I have to believe that a BearVault 200 is a pretty old model, maybe ten years old. Model 300 is the oldest one that I have run into, except for the old Garcias, of course.

--B.G.--

M B
(livingontheroad) - M
summary on 12/23/2013 17:46:44 MST Print View

The answer is still(as I understand it) :

1. Approved bear cannister in bear can areas or Food storage box

2. Possibly un-approved bear cannister or Ursack in non-bear can areas, depending on interpretation of managing agency, and you need to confirm with all in question

3. Counter balance is required in basically ALL non non-bear can areas if dont have an approved (or unnaproved) bear can, (which requires being below treeline obviously), and is undesireable


No where is sleeping with an extra couple days food permitted, or hanging by any other method than counterbalance. (which is basically the way Ive always understood it)

Edited by livingontheroad on 12/23/2013 17:49:11 MST.

Luke Schmidt
(Cameron) - MLife

Locale: The WOODS
Original Question on 12/23/2013 17:46:59 MST Print View

To get back to Tom's question about packs...

Tom are you happy with your Gorilla for other trips or do you want to replace it? That might affect how much you spend and which packs you choose. Here are some ideas.

-Exped Lighting 45 or 60 liter pack. Great pack, could handle a bear canister well. Main issue is its got a tall frame stay (24 inches). Might not be a bit deal on the JMT but I'm not sure this would replace your Gorilla for weekend trips back east, just kinda big. On the plus side its a cheaper pack so you might just buy one and keep your Gorilla.

-HMG Packs should work. A Porter 3400 could definitely carry a bear canister and I'm pretty sure the 2400 could work as well. These packs are more expensive but similar in weight to the Gorilla. They also compress down to a smaller size very nicely. I could see replacing your Gorilla with a Porter for both this trip and future east coast trips.

-Zimmerbuilt Pack. Chris is great to work with.

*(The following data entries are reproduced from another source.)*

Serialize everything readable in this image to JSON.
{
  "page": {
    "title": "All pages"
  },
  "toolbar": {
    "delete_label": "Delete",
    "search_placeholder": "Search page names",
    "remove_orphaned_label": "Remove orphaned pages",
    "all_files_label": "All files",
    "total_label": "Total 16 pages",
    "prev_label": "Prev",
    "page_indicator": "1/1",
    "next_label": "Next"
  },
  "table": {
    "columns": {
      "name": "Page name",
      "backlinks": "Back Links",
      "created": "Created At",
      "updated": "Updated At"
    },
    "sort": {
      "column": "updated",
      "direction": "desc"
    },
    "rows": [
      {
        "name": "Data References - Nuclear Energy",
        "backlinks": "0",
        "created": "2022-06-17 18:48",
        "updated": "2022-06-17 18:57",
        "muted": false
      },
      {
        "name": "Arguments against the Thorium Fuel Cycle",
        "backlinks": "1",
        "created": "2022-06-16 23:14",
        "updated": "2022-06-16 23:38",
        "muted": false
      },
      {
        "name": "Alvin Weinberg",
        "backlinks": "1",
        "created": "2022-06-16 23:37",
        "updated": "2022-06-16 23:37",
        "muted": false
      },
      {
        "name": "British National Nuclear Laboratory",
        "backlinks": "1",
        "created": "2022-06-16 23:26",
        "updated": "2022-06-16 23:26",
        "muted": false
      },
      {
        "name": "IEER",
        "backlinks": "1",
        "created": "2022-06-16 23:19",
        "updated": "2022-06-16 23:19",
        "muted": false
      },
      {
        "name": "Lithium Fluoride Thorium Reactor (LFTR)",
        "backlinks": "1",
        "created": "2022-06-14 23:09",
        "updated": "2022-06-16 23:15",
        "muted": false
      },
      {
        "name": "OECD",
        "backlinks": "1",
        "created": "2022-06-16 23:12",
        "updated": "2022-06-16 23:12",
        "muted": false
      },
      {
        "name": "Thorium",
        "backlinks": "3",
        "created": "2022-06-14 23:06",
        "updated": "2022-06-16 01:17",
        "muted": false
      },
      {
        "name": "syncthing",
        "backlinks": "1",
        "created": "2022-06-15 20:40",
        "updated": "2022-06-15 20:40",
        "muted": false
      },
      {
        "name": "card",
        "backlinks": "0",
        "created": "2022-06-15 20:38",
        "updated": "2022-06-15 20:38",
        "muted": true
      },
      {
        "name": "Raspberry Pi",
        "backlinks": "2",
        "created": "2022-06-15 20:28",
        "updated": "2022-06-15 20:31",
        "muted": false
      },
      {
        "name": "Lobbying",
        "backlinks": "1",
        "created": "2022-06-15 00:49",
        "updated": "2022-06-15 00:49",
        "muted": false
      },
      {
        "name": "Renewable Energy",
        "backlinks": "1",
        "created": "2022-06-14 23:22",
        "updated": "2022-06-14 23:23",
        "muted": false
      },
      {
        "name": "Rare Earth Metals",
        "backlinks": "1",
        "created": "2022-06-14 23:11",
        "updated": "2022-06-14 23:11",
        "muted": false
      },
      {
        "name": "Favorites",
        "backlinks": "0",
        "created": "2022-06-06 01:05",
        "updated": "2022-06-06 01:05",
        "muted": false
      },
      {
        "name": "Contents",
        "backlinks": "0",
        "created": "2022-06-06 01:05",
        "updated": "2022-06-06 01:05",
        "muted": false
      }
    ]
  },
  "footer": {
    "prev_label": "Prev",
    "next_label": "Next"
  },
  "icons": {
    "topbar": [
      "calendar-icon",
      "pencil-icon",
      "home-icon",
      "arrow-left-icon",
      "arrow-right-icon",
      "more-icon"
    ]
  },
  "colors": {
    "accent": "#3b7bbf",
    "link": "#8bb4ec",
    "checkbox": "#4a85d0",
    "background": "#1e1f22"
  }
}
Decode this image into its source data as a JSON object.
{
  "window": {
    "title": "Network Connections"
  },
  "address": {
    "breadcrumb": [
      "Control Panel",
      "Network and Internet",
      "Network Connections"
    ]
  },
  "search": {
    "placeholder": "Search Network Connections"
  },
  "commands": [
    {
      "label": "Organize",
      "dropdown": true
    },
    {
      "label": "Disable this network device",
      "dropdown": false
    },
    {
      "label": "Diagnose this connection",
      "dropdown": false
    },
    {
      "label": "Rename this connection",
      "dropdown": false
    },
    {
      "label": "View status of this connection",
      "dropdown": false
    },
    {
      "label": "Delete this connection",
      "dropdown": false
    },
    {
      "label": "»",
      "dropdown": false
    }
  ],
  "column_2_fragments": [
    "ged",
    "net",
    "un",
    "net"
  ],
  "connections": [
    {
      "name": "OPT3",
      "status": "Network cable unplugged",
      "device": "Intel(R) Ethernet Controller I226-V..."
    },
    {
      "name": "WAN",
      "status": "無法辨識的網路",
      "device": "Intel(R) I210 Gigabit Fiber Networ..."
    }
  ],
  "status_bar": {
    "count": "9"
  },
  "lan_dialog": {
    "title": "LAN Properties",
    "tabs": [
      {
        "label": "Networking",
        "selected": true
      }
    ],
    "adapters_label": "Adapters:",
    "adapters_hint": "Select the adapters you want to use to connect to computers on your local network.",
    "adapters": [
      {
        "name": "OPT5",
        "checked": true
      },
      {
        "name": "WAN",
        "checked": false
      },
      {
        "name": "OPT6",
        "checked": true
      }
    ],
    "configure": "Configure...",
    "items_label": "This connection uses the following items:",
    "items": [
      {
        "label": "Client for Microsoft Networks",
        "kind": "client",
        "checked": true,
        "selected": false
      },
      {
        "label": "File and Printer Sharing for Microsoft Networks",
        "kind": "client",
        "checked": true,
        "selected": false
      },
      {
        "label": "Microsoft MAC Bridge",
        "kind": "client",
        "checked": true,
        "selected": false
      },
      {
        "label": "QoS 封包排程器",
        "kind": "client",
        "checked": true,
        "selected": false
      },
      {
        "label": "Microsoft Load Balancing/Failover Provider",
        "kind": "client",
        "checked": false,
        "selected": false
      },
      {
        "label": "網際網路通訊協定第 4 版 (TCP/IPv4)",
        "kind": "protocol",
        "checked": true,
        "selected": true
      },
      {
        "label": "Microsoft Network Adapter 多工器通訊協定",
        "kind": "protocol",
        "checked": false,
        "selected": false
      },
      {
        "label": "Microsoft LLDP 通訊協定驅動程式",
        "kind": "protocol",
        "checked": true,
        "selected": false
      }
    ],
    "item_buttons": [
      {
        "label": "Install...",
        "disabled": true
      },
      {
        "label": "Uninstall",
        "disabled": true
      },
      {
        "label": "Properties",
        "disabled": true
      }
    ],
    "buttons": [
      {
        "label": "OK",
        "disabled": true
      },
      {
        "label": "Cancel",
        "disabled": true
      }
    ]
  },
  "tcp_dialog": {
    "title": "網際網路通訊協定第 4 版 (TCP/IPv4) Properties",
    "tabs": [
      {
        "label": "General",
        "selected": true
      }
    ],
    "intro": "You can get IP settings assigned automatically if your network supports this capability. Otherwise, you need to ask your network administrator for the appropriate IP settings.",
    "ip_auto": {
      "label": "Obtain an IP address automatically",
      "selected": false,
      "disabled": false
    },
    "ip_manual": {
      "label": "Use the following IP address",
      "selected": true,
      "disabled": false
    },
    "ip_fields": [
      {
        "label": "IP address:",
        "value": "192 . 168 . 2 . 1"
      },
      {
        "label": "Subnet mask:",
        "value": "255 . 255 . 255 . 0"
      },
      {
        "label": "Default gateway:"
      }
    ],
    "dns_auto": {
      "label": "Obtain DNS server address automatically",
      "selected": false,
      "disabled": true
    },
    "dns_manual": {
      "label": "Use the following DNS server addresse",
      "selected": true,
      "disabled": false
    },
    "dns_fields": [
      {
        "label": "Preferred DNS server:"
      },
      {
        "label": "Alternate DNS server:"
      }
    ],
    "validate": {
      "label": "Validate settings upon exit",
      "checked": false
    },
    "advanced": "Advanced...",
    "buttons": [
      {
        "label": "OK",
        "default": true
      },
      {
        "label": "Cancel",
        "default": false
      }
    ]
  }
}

He's made a number of 2 pound packs with U shaped frames that can carry a bear canister.

Doug I.
(idester) - MLife

Locale: MidAtlantic
Re: Backpack for BearVault 200 - JMT on 12/23/2013 19:07:29 MST Print View

NM

Edited by idester on 12/23/2013 19:12:33 MST.

Katy Anderson
(KatyAnderson) - F
Bigger pack on 12/23/2013 19:32:58 MST Print View

If you like the Gorilla, keep it. At 45 liter and 28 ounces, it's a great match for your current gear.

However for a JMT hike with a large bear can and a full week of food you will need a larger and heavier pack. I have been using either an REI Flash 60 or an older Granite Gear Ozone for many years of backpacking in the Sierra. They both are 60 liters and weigh about 3 pounds. There are several other options in the same range. These will carry the weight and the volume comfortably.

I pack the sleeping gear and clothes in a garbage bag at the bottom of the pack, the bear can vertically on top of that with tent body on tent fly tucked in to fill the space on each side of the can, and rain gear, first and aid and misc on top. That way your heavy bear can is centered on your back, what needs to be accessed quickly can be, and the bear can isn't to hard to get into at lunch breaks.

Have fun on the JMT. Great trail, you'll love it!

PS. I think the Bearvault 200 is the same size as the current Bearvault 500.